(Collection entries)
____________________

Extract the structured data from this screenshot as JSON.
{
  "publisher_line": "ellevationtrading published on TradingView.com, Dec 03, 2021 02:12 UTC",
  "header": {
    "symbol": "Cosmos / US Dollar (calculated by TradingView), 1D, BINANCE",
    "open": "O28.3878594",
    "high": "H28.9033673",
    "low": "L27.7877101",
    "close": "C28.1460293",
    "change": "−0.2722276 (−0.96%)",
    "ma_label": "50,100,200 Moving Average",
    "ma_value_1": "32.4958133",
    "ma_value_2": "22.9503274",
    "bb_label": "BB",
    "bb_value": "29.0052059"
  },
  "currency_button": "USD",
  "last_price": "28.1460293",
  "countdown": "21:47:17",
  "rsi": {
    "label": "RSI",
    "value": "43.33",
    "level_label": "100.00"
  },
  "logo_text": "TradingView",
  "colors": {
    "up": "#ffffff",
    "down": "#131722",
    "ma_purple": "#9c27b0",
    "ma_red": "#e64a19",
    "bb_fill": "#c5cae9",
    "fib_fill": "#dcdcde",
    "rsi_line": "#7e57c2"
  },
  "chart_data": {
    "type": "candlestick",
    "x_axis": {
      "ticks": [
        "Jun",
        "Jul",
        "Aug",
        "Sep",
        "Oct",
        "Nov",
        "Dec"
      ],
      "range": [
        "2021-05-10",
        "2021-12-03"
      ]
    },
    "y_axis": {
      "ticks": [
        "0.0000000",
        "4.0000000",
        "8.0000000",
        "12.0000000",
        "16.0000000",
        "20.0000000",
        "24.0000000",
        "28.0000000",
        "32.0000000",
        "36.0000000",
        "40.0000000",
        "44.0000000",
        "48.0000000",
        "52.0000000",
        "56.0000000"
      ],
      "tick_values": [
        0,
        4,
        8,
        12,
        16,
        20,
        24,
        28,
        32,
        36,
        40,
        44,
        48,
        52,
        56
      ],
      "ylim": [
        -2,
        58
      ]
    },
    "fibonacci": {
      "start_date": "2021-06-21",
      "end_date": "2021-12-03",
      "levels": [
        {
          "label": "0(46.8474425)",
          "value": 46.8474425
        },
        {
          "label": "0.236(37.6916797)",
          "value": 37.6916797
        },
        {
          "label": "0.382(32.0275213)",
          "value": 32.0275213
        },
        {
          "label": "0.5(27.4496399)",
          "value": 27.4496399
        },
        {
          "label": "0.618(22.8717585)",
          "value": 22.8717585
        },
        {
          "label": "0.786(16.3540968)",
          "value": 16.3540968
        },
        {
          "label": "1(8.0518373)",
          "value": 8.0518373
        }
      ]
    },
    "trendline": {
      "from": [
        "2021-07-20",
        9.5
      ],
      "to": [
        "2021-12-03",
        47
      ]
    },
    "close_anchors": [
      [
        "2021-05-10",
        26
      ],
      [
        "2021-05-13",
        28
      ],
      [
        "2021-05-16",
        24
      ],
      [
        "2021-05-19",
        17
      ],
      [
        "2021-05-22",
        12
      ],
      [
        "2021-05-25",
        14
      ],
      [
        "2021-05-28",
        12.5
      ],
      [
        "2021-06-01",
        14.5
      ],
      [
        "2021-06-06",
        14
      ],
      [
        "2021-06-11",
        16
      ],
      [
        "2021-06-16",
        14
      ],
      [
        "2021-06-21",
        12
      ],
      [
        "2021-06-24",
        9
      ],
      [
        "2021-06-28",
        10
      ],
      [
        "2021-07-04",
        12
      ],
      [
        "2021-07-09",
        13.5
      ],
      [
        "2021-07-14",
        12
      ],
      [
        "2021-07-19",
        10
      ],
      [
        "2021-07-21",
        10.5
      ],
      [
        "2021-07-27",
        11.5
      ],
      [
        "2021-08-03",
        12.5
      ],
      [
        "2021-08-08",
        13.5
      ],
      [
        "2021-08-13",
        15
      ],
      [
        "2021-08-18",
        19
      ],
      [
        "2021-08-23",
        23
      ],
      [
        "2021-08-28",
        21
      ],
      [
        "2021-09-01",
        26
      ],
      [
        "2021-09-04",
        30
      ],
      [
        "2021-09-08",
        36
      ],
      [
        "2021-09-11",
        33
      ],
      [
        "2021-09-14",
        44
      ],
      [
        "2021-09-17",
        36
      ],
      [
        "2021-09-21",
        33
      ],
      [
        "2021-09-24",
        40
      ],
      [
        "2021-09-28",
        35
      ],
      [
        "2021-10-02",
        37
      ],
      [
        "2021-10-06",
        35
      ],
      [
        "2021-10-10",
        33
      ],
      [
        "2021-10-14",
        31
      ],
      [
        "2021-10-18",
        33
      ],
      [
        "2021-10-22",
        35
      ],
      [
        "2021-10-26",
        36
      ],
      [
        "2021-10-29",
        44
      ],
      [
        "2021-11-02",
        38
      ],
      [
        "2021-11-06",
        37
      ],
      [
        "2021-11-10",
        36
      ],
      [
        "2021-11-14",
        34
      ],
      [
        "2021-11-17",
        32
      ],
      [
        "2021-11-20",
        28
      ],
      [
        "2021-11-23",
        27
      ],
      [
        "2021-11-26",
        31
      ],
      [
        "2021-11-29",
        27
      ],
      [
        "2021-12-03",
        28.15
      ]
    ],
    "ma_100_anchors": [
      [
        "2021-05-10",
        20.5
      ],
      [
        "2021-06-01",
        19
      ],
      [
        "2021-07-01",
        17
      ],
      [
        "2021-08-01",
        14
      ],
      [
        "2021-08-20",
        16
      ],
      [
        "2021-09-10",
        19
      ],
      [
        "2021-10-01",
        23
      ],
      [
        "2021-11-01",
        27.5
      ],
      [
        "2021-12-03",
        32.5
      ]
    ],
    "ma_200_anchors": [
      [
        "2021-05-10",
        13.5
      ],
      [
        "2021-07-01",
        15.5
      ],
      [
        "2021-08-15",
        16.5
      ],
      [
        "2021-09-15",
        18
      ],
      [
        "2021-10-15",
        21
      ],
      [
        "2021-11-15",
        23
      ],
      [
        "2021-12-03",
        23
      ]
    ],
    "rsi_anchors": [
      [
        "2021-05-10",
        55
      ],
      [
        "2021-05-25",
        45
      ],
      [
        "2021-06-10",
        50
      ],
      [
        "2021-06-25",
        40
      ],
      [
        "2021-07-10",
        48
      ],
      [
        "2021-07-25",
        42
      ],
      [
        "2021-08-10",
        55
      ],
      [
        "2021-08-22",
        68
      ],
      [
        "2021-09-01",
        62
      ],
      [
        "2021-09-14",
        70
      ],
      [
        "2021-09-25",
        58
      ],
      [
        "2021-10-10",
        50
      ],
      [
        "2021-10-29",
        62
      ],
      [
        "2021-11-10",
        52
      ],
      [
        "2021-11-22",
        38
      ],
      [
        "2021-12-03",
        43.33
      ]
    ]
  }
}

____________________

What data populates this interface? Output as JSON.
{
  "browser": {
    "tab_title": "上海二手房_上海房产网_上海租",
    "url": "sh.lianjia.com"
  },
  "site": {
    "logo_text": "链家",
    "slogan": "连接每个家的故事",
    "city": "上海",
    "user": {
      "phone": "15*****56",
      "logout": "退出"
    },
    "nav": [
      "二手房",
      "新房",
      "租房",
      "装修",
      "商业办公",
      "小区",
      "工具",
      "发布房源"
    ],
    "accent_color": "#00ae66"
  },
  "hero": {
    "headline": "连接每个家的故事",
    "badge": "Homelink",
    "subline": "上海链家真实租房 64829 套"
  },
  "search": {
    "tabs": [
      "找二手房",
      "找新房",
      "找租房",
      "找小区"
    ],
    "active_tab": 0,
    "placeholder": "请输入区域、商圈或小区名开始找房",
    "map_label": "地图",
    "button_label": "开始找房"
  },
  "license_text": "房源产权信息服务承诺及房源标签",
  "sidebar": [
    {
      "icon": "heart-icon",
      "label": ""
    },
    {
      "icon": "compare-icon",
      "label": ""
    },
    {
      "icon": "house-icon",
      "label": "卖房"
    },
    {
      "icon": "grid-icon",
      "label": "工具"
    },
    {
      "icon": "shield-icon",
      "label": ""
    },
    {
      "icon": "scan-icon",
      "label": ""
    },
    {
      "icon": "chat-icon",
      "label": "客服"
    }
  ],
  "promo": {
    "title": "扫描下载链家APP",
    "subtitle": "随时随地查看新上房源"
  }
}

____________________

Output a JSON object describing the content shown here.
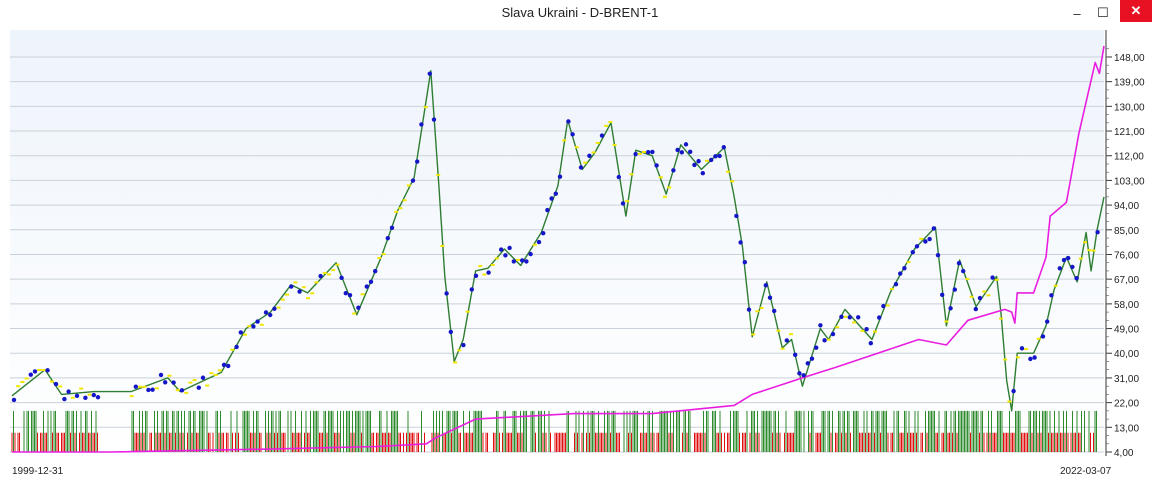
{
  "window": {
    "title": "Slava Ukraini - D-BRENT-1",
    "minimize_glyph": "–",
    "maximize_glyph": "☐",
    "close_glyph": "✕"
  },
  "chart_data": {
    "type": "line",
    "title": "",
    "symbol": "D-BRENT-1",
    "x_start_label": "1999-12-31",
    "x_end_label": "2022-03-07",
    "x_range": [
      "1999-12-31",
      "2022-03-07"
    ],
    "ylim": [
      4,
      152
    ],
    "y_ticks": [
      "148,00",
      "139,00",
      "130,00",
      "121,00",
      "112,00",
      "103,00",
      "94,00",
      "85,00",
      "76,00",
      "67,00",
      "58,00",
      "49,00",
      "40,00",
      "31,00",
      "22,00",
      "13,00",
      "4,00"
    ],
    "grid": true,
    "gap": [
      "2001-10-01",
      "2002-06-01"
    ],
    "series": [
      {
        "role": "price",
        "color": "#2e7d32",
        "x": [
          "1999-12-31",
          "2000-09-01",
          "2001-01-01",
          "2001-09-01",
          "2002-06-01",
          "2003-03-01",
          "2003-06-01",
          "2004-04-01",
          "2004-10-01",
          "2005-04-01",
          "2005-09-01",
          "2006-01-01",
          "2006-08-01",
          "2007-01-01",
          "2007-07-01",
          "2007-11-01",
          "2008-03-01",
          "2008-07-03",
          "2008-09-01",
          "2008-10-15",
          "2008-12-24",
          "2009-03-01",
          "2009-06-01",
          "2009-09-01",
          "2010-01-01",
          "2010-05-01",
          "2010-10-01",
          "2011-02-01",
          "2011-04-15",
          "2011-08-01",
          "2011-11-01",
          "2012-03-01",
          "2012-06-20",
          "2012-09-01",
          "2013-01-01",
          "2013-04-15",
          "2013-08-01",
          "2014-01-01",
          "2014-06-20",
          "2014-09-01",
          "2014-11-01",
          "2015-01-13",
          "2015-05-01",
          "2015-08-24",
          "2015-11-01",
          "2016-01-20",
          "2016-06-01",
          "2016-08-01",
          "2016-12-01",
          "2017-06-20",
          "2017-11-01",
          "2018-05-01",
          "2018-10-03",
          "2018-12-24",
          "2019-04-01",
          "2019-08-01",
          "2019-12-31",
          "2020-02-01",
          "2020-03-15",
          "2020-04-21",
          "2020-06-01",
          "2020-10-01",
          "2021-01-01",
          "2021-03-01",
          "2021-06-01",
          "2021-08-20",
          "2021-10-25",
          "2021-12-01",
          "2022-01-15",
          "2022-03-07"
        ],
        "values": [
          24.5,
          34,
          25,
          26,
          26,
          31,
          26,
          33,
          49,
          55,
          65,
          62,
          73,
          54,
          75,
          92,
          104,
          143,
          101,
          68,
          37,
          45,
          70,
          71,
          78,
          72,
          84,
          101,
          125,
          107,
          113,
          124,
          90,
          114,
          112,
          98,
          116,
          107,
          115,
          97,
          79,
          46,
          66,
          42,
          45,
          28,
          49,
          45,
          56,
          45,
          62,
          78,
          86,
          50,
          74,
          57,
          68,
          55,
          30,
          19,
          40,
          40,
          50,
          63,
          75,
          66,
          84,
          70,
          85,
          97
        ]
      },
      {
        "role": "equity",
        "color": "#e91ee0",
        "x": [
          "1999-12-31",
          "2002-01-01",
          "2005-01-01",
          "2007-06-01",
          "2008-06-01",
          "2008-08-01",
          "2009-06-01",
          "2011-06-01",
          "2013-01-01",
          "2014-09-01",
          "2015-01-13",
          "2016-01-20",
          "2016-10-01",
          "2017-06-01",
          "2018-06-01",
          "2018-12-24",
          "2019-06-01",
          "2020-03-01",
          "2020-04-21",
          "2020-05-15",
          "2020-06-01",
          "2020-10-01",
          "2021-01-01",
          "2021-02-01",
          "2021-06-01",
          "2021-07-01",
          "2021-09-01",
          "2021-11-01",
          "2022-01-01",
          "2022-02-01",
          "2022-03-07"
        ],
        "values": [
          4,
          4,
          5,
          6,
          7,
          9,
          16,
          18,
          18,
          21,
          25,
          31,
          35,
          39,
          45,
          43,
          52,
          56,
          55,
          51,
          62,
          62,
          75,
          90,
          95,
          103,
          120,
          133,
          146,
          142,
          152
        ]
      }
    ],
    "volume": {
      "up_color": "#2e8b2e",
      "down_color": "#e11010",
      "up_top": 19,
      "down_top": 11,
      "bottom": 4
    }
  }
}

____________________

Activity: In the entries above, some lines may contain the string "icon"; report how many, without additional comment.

Completed exercise: 7